A year after filing for bankruptcy, a beloved cultural institution returns to Lincoln Center.
This production of a minor play by Camus, about a bullied populace whose civil liberties are curbed, hits some Trumpian notes, but not too hard.
The Pulitzer prize winner’s stock market morality play zips by with speed but suffers from confused characterization and frustrating ambiguity Vivian Beaumont Theater, New YorkAyad Akhtar,…
In works like “School Girls; or, the African Mean Girls Play,” Jocelyn Bioh aims to tell stories that buck expectation and defy stereotype.
A revival of David Henry Hwang’s audaciously imaginative play lands on Broadway but with the delicate poise between illusion and truth unbalancedCort Theatre, New YorkMost theater is a sed…
Luis Alfaro’s “Oedipus El Rey” puts sex and violence front and center as it considers the fate of a young man shaped by the prison system.
Ping Chong creates a deceptively warm multimedia production about a very cold place.
Two productions that draw on the Bard: an “As You Like It” with echoes of the refugee crisis and a goofy musical based on “Measure for Measure.” In this case, fun wins.
David Greenspan has been rehearsing his solo take on the epic “Strange Interlude” for four years.
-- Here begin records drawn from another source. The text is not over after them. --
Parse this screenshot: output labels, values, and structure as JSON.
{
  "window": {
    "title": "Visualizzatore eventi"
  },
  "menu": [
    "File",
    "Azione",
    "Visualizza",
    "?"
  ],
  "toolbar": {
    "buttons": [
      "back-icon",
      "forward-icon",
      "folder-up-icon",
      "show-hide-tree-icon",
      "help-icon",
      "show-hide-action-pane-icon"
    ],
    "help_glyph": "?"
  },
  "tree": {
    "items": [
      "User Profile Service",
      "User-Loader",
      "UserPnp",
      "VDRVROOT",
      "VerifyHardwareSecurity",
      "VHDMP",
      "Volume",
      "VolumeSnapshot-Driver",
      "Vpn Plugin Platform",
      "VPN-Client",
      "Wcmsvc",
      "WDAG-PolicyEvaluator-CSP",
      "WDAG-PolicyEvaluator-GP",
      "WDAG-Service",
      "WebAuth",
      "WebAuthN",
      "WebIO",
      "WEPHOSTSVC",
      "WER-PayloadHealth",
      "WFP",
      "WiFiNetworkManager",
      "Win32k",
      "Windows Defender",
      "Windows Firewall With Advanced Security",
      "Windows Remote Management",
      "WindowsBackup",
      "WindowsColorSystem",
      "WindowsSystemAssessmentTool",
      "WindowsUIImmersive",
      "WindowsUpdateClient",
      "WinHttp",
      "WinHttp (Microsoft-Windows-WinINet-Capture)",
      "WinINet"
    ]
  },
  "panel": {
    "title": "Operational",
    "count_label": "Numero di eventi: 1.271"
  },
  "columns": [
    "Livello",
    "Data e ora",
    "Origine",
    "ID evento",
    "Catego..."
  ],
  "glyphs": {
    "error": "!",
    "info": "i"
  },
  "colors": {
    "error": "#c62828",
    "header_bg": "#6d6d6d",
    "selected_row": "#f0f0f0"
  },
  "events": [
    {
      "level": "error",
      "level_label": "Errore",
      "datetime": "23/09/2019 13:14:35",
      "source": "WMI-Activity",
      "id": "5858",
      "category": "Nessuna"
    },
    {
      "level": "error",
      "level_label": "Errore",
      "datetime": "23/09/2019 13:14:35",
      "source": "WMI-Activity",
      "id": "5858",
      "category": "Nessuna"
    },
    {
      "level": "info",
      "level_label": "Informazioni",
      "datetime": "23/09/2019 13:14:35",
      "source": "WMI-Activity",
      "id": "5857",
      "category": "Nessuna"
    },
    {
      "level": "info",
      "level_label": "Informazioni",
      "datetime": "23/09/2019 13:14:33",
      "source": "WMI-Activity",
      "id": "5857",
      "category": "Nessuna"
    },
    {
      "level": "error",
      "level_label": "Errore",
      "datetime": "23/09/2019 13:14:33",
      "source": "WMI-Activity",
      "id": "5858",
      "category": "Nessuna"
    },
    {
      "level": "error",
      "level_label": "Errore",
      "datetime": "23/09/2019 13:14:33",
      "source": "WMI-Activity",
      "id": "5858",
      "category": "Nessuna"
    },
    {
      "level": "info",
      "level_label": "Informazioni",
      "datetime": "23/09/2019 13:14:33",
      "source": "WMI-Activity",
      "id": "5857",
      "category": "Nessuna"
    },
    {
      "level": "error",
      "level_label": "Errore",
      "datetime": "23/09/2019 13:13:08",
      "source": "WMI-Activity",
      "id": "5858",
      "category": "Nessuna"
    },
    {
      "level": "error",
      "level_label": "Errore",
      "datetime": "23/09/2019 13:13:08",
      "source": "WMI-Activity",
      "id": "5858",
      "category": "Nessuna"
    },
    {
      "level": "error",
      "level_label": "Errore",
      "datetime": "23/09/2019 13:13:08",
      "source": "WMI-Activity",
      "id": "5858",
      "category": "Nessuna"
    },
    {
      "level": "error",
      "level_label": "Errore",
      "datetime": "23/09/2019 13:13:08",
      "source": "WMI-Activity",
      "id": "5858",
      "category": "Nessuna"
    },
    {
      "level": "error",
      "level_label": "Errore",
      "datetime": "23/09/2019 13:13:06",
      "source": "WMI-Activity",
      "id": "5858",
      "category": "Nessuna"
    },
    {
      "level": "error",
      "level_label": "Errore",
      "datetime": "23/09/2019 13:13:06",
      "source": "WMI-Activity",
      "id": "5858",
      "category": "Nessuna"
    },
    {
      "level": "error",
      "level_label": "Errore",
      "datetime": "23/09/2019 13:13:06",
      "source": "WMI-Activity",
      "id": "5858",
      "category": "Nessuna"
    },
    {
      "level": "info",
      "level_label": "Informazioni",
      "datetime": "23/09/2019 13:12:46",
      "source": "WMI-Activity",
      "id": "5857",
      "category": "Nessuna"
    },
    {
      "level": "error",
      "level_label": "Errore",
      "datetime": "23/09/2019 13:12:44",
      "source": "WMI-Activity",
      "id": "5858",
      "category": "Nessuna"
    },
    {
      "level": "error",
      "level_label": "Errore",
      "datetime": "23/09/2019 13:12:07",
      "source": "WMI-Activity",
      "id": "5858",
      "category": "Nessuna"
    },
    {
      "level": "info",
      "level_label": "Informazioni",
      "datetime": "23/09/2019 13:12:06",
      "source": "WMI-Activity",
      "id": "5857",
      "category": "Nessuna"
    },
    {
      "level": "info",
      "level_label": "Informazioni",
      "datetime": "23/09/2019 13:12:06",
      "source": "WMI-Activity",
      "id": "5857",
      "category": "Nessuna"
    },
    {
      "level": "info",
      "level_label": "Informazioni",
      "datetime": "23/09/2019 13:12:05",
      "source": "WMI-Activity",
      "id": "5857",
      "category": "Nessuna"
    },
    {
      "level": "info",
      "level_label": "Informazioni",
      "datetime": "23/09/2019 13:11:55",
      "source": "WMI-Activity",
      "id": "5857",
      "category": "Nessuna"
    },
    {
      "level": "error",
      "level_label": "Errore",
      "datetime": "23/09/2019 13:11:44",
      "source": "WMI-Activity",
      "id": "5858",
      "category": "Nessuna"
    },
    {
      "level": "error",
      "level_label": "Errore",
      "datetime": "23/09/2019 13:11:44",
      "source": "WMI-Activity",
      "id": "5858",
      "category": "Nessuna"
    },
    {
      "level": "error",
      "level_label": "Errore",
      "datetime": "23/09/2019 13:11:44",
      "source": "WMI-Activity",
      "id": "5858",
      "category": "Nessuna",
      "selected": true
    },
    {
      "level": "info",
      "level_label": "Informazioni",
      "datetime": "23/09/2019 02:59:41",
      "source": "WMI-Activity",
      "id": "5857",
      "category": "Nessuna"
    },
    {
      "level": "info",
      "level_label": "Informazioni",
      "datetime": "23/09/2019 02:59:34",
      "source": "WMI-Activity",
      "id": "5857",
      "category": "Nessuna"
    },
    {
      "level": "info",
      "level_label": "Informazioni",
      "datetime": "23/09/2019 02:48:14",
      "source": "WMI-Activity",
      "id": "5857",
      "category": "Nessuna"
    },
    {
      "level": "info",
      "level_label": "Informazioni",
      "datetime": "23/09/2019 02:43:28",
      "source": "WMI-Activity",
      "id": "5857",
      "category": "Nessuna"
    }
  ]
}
Now it’s show time.
This adaptation of Anthony Burgess’s word-drunk fantasy is notable less for its violent themes than for its often-shirtless cast.
“Beckett in the City: The Women Speak” powerfully articulates a theme of powerlessness in four short plays staged at a secret location near the Irish Arts Center.
Five plays that transported the drama and comedy of the game from the court to the theater.
Getting in character for “The Last Match,” the cast gets a tennis lesson from a former pro before taking the stage.